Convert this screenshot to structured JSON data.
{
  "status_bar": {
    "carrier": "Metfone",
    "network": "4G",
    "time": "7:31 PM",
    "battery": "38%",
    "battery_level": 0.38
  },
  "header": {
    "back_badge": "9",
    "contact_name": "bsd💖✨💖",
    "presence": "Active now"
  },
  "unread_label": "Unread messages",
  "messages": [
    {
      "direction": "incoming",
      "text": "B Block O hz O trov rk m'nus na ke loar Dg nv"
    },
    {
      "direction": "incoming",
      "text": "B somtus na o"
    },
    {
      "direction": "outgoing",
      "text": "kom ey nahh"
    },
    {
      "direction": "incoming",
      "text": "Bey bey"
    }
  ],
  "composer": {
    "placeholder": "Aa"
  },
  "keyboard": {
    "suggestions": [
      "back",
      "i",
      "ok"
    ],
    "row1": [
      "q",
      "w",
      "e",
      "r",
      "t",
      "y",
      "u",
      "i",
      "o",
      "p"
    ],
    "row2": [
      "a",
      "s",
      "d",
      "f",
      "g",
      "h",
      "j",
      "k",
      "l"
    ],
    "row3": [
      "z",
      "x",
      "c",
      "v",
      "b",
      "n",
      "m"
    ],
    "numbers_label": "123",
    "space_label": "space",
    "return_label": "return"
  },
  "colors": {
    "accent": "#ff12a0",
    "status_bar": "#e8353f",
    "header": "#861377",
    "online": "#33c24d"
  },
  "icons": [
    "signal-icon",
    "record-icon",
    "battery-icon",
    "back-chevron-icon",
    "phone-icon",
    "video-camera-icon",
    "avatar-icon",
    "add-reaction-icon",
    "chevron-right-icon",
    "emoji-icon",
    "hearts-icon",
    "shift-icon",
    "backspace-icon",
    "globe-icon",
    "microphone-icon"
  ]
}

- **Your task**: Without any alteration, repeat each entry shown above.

- **Exercise result**:
Convert this screenshot to structured JSON data.
{
  "status_bar": {
    "carrier": "Metfone",
    "network": "4G",
    "time": "7:31 PM",
    "battery": "38%",
    "battery_level": 0.38
  },
  "header": {
    "back_badge": "9",
    "contact_name": "bsd💖✨💖",
    "presence": "Active now"
  },
  "unread_label": "Unread messages",
  "messages": [
    {
      "direction": "incoming",
      "text": "B Block O hz O trov rk m'nus na ke loar Dg nv"
    },
    {
      "direction": "incoming",
      "text": "B somtus na o"
    },
    {
      "direction": "outgoing",
      "text": "kom ey nahh"
    },
    {
      "direction": "incoming",
      "text": "Bey bey"
    }
  ],
  "composer": {
    "placeholder": "Aa"
  },
  "keyboard": {
    "suggestions": [
      "back",
      "i",
      "ok"
    ],
    "row1": [
      "q",
      "w",
      "e",
      "r",
      "t",
      "y",
      "u",
      "i",
      "o",
      "p"
    ],
    "row2": [
      "a",
      "s",
      "d",
      "f",
      "g",
      "h",
      "j",
      "k",
      "l"
    ],
    "row3": [
      "z",
      "x",
      "c",
      "v",
      "b",
      "n",
      "m"
    ],
    "numbers_label": "123",
    "space_label": "space",
    "return_label": "return"
  },
  "colors": {
    "accent": "#ff12a0",
    "status_bar": "#e8353f",
    "header": "#861377",
    "online": "#33c24d"
  },
  "icons": [
    "signal-icon",
    "record-icon",
    "battery-icon",
    "back-chevron-icon",
    "phone-icon",
    "video-camera-icon",
    "avatar-icon",
    "add-reaction-icon",
    "chevron-right-icon",
    "emoji-icon",
    "hearts-icon",
    "shift-icon",
    "backspace-icon",
    "globe-icon",
    "microphone-icon"
  ]
}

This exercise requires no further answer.